Even though we know that names can hurt us, we also know that the sticks and stones of an exploding building or a falling skyscraper can do more than break bones. It can cause death and destruction. We will run the risk of being politically hurt, through this reported but irrational name calling, and press on to propose the things that we know will make our nation a stronger and more peaceful land than it is already today.
The minister assures us that Canada can and does detain any people that immigration officers deem to be a security risk. Therefore, there is no need to detain the thousands per year who show up here without proper documentation. In saying this she contradicts her own department's admonitions about the very limited conditions under which they can resort to detention.
The government's detention policies state clearly that detention is considered only as a last resort and that even people with criminal records are not necessarily to be detained unless there is substantial reason to believe that they will reoffend while in Canada. I am sorry but when it comes to predicting criminal behaviour or who might reoffend the government has a hopeless record. It needs to have laws which detain those who might be a menace to our security.
Imagine a 25 year old man arriving in Canada from a country in the Middle East or North Africa where there are active terrorist groups, which have been named by CSIS, the United States and British governments and which are not declared to be safe under article 33 of the Geneva convention.
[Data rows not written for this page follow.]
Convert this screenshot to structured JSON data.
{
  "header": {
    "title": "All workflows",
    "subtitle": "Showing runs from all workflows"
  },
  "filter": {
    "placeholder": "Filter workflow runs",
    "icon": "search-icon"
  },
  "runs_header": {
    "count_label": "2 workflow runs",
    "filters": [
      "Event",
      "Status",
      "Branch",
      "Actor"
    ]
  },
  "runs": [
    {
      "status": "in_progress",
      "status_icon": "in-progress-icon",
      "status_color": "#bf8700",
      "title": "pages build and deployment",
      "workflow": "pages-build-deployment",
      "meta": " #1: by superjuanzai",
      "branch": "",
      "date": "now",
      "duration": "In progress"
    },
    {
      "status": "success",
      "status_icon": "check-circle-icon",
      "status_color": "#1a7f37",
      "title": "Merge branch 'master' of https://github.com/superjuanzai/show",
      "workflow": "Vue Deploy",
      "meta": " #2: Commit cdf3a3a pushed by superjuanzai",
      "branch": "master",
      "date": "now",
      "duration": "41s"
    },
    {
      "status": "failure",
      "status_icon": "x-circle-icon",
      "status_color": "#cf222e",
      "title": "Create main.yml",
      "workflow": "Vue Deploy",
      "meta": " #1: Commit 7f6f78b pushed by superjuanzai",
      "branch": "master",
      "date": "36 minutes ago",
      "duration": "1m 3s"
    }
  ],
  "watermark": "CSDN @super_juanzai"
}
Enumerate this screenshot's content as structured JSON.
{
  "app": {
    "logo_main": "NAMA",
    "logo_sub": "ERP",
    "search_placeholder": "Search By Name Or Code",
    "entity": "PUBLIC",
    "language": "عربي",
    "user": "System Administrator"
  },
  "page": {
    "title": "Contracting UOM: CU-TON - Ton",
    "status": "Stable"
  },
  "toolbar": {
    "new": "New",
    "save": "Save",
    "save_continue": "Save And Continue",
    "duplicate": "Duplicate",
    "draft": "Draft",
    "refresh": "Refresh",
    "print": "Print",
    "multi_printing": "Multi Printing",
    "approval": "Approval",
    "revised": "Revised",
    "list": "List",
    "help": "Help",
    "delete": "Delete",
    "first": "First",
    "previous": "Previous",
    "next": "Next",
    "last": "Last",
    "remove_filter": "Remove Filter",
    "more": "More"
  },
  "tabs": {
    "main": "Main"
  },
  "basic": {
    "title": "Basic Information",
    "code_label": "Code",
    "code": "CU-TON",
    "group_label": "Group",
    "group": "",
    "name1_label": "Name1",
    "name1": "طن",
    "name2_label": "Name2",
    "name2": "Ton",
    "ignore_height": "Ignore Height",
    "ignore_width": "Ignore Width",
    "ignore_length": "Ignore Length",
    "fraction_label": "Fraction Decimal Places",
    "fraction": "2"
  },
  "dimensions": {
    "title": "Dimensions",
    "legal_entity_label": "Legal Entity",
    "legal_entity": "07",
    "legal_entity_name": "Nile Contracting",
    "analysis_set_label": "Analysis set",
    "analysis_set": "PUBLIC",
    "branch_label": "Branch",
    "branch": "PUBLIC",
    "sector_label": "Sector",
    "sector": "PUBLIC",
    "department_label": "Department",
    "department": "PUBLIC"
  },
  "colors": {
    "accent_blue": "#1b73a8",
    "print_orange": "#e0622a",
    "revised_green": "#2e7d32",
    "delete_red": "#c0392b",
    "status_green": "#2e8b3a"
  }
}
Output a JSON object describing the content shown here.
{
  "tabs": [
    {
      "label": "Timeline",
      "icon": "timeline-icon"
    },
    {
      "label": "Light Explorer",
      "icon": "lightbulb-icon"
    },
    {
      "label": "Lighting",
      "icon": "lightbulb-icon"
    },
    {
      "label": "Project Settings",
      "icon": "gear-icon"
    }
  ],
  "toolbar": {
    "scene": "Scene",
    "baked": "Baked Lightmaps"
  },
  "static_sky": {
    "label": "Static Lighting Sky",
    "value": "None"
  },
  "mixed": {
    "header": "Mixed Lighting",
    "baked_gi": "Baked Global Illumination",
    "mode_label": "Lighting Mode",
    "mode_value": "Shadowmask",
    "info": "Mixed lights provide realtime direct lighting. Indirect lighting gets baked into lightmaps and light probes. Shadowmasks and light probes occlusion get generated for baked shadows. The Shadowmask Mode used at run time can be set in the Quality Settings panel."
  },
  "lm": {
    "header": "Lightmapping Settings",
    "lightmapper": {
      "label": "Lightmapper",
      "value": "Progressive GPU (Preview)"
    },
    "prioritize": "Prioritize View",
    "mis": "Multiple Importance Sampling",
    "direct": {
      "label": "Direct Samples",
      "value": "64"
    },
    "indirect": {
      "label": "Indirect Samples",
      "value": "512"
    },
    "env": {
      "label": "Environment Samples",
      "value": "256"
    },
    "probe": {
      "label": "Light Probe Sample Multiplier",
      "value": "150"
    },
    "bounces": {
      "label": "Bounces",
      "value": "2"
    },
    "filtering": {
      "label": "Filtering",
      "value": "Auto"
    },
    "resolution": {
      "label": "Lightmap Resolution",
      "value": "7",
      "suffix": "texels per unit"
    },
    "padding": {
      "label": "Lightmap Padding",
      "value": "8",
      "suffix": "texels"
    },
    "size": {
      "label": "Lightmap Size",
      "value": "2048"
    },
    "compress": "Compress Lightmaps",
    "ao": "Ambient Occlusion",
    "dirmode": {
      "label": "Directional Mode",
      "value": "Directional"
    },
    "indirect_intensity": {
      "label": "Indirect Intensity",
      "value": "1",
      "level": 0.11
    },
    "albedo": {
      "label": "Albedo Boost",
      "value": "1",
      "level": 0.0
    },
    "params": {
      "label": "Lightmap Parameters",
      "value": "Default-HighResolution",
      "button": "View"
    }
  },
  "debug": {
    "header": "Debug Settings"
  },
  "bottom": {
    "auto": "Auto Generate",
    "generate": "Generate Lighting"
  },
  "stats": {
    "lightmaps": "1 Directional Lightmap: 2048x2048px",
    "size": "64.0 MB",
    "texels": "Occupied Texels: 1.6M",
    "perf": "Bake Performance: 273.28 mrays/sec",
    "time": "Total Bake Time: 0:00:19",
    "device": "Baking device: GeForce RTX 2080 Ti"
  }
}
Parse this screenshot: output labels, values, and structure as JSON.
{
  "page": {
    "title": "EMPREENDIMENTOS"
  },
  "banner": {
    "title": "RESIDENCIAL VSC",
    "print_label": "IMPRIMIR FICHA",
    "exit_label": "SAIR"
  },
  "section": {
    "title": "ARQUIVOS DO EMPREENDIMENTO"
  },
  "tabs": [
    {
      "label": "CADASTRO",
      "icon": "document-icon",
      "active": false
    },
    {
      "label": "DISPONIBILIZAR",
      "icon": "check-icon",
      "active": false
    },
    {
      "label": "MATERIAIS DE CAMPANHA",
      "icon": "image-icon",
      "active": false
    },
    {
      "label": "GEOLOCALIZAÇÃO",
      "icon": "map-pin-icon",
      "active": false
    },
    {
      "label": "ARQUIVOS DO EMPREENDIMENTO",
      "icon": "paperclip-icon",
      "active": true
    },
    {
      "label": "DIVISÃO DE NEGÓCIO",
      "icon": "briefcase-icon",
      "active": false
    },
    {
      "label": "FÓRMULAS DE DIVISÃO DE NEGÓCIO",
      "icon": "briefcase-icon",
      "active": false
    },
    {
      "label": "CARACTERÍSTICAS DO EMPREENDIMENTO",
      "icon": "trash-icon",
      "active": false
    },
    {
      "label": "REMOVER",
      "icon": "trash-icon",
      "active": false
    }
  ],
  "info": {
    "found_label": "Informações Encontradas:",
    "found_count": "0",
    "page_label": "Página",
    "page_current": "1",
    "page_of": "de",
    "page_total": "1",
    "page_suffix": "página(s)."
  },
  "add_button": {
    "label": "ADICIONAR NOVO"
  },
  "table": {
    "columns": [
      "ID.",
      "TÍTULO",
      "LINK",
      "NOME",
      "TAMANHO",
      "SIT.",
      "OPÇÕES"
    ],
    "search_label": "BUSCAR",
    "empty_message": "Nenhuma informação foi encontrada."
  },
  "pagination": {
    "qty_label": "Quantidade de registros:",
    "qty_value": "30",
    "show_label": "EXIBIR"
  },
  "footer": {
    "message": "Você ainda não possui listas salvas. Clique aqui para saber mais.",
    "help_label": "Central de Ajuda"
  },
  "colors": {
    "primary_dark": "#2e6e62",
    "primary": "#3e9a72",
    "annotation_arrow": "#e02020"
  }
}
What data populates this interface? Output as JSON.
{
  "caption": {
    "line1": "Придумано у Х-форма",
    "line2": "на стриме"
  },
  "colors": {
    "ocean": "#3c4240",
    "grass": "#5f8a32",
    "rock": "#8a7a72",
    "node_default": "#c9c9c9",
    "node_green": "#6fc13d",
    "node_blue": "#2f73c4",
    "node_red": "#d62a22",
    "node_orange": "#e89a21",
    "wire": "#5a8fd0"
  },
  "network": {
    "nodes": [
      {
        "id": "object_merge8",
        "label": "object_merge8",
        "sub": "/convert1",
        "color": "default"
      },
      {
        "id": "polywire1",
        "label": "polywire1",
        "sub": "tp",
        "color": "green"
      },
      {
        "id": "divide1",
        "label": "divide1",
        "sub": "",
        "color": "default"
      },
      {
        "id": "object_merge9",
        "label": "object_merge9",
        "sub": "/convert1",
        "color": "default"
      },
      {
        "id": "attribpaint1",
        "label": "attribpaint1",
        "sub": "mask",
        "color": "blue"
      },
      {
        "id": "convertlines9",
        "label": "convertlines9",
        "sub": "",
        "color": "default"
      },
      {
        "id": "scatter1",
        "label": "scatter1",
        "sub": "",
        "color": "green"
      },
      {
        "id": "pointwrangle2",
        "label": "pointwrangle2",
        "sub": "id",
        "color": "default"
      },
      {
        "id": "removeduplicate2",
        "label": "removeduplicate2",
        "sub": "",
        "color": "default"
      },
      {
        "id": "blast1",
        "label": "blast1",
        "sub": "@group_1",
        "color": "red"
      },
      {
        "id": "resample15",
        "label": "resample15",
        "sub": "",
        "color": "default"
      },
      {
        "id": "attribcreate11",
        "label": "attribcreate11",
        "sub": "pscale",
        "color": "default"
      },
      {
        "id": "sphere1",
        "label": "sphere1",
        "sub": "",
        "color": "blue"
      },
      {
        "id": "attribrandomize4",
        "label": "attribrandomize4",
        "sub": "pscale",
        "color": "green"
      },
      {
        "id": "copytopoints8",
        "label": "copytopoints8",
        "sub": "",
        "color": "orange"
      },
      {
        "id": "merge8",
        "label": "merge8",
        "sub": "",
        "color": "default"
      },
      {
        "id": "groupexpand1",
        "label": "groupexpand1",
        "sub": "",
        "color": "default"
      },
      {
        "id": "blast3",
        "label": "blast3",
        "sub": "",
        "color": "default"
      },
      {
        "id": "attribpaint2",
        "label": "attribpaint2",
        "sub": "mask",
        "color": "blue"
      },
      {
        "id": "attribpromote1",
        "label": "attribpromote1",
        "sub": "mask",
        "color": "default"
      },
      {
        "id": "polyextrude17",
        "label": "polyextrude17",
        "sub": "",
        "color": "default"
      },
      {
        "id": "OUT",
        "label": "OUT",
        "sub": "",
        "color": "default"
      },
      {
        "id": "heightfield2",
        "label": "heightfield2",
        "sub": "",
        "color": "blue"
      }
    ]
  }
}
The person says he wants to claim refugee status, that he does not have a passport because he used false documents to get to Canada and that he destroyed the documents on the plane. If there is no evidence to tie such a person to specific criminal activities, it would be hard under the current refugee detention guidelines for this person to be detained. It is unacceptable. We must have the power in place to detain such individuals.
Between now and the time in which legislation will finally come in, how many people with terrorist or criminal intent will walk away from our border points when they could have and should have been detained?
I respect the Liberal MPs who in 1998 recommended in a committee the very same things we talked about today. I ask them to consider the integrity of their loyalties. I understand the politics of following what a cabinet minister wants, but this is about more than the aspirations of a future cabinet minister or the fear of the whip. It is about doing the right thing. It is about something that could be a matter of life and death. It is about the only too real possibilities of what shameless and evil terrorists might do.
In 1998, when Liberals recommended the very things that we are asking for today, there was not much North American evidence of just how evil terrorists could be. Today, in a devastated crater in New York City, there are at least 6,000 reasons to motivate us all. I encourage all MPs to vote tonight on the side of what is right and just; on the side of peace, protection and freedom.